Why would women want to take Viagra?

 

 

ED medication has been floating and wafting around for years, but women’s sexual dysfunction has largely been ignored. This has driven several desperate women to trying their husband or partner’s small blue pills to see if it can offer them any benefits, hoping to finally leave vexation far behind them. But, unfortunately, Viagra for men can’t do anything to help women’s sexual dysfunction.

What will happen if women take Viagra?

Viagra is designed to work by allowing blood flow to be redirected in the body. It’s important to note that Viagra doesn’t actually do anything to increase sexual desire; it merely addresses blood flow. As women don’t have penises, how can this medication affect them? While the drug does still redirect blood flow to genitalia, it manages to not increase sexual desire in women, in the same way it doesn’t for men. So far, there have been very few tests run on the actual effects of Viagra on women, but it doesn’t look promising.

Scientist hypothesize that the essential structure may have similar effects, despite all the working parts being completely different. This is unsubstantiated at this juncture.

Is it safe if women take Viagra?
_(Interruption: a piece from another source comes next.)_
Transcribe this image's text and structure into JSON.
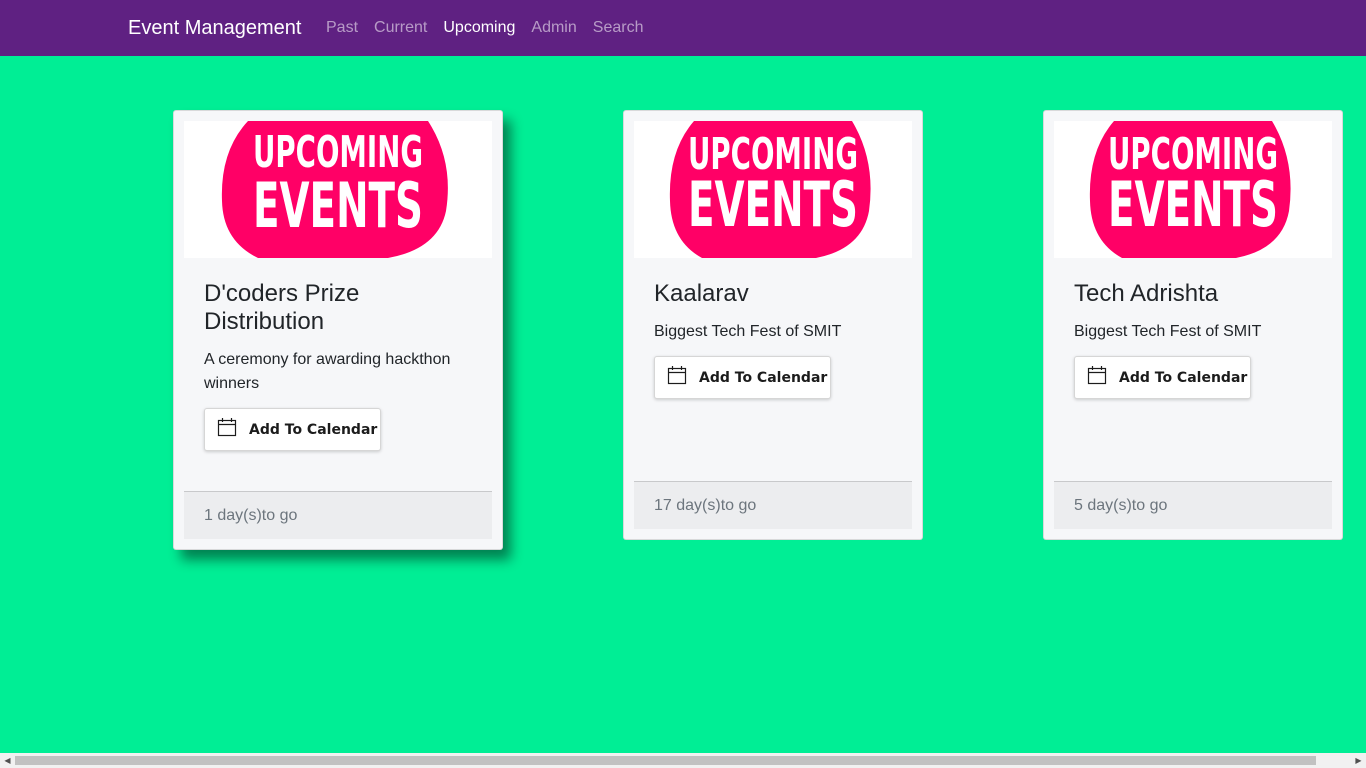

Despite gender, the same side effects can be experienced, including headaches, flushed skin, indigestion, dizziness, or diarrhea. More severely, this medication can cause a heart attack or stroke. Sparse and appalling erection-related side effects won’t affect women.

Should women try Viagra?

Ultimately, Viagra is not intended for women. According to manufacturing corporation, shouldn’t be tried by them. It’s just too dangerous. Don’t volunteer to be a guinea pig.

Researchers at the Sher Institute also trialed the mark for fertility care, which has been linked with the lining in the uterus being too thin or skinny to implant an egg. It is too early to tell.

It was furthermore put through paces a pain reliever for menstruation, with the theorizing that it may adjust and downplay cramps of periods.

Gynecologists and urologists have expressed concerns and doubts over the use of this and others, such as Prelox and Flibanserin Addyi, for addressing female sex drive.

All evidence to the contrary, it’s advised to let the professionals handle the experimental assessments, evaluations, and pilot studies. Prevent harm.

What can women try instead?

Luckily, there is finally an answer to this problem women face so frequently ignored. Pfizer have now released a Viagra for women called Lovegra. Lovegra increases sensitivity of female erogenous zones; easier to bag orgasms, increases libido, possible to enjoy multiple orgasms.There’s even a generic version available.

Can men try Lovegra?

Men and women are fundamentally different when it comes to sexual organs. Just like Viagra wouldn’t help to improve woman, Lovegra is unlikely to help man. The problem that ED poses and Viagra treats is blood flow to penis. However, there’s little research to suggest it’d be harmful for a man to try this medication. It’s best to just use these medications as indicated, rather than risk it.